Economic impact versus economic footprint
Every once in a while I find myself explaining what is a fundamental concept in economic development but one that is so hard to grasp for a lot of folks – many of whom are in positions of influence. There should be a little primer book on economic development that everyone in a position of influence should have to read.
The issue in question today was around the incremental economic impact of certain industries. The best way to explain this is with an example (I was dealing with a different, but similar industry today and I don’t want to annoy a potential client).
Not that long ago the national association of convenience stores prepared an economic impact report on their industry claiming it created thousands of jobs and hundreds of millions in economic activity for the country. They had a multiplier in there and tax revenues generated -as I recall – the whole enchilada.

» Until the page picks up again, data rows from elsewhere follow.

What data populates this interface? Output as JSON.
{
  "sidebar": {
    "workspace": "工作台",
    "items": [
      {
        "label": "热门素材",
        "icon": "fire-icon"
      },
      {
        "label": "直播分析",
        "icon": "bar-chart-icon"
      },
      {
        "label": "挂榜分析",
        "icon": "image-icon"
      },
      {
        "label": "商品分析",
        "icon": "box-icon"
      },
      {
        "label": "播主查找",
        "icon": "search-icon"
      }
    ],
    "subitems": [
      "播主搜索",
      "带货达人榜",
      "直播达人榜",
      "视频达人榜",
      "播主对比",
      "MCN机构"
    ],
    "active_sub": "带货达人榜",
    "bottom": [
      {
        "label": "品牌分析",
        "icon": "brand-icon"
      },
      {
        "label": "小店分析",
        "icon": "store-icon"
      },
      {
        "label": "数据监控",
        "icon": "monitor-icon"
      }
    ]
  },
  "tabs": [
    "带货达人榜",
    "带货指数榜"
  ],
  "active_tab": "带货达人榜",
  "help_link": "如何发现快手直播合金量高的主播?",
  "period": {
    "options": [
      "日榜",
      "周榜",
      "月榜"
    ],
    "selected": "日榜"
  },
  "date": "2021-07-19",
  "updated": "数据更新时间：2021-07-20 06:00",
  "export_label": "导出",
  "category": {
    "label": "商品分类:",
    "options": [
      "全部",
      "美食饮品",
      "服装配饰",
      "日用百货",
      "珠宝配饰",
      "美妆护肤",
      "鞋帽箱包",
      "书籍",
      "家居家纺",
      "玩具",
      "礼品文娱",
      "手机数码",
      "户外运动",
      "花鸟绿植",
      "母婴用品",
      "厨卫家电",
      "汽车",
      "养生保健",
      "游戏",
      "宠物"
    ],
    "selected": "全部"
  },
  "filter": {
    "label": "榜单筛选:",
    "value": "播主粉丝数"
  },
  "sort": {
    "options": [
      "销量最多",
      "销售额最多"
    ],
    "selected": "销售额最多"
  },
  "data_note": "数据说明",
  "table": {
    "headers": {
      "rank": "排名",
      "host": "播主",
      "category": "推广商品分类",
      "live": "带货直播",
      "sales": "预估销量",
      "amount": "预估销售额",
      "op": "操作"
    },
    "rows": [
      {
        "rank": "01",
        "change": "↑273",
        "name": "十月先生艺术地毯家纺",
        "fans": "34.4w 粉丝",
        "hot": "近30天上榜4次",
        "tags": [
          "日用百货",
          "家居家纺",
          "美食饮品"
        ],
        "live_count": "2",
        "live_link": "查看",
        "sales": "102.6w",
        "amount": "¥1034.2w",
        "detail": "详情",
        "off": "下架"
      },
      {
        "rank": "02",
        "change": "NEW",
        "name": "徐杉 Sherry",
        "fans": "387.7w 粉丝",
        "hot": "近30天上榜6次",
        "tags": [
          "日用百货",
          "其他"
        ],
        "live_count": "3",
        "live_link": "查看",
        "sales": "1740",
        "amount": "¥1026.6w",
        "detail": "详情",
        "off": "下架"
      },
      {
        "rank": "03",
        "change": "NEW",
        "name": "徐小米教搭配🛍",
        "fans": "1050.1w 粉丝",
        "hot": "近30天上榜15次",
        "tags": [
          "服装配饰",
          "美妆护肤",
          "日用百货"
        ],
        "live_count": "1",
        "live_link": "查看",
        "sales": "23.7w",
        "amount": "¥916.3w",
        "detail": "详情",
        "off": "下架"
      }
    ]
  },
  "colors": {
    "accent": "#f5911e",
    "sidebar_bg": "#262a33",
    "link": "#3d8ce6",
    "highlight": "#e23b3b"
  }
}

Now, I have no problem with this type of analysis – in fact, I have done this for certain industries – but I prefer the term economic footprint (I stole this from the Conference Board) rather than economic impact because the latter implies the convenience store industry’s share (footprint) of the economy while economic impact implies there would be a negative impact if the industry disappeared or downsized.
The truth is for the convenience store industry and most local service type industries if they disappeared people would just shift their spending elsewhere. If there were no bowling alleys, people would just go to the movies more. If there were no restaurants, people would just buy more groceries, etc. There are some exceptions and other issues but, in general, this is the case.
To be more clear, differentiate the convenience stores from auto manufacturing, or software development, or wood products manufacturing, or a large IT support centre servicing a national market, etc. If those industries close down, the community loses all the economic activity – it gets shifted outside the jurisdiction altogether.
This matters on wide variety of fronts from tax policy to access to capital programs.
Industries that service local markets are wiser to make the case for the importance of the service per se rather than trying to make the case that if they were not around, there would be an economic loss. We need convenience stores, and architects, and local consultants, and plumbers, etc. etc. They are important to the functioning of a local economy. The car manufacturer, or the paper mill or the software developer is not vital as a service to the local economy but are critical to economic development.
We need the right mix of both – industries that service local markets and those that export their products/services and bring the money in.
So the final point I was making to the potential client was is there a way to make this specific local industry – an export industry too? Then you get a double whammy. For example, if we had a strong, vibrant local engineering industry where a number of companies built up enough expertise to export their knowledge and technology outside the region. Then we have an industry that is carving out its economic footprint locally but also having a broader economic impact.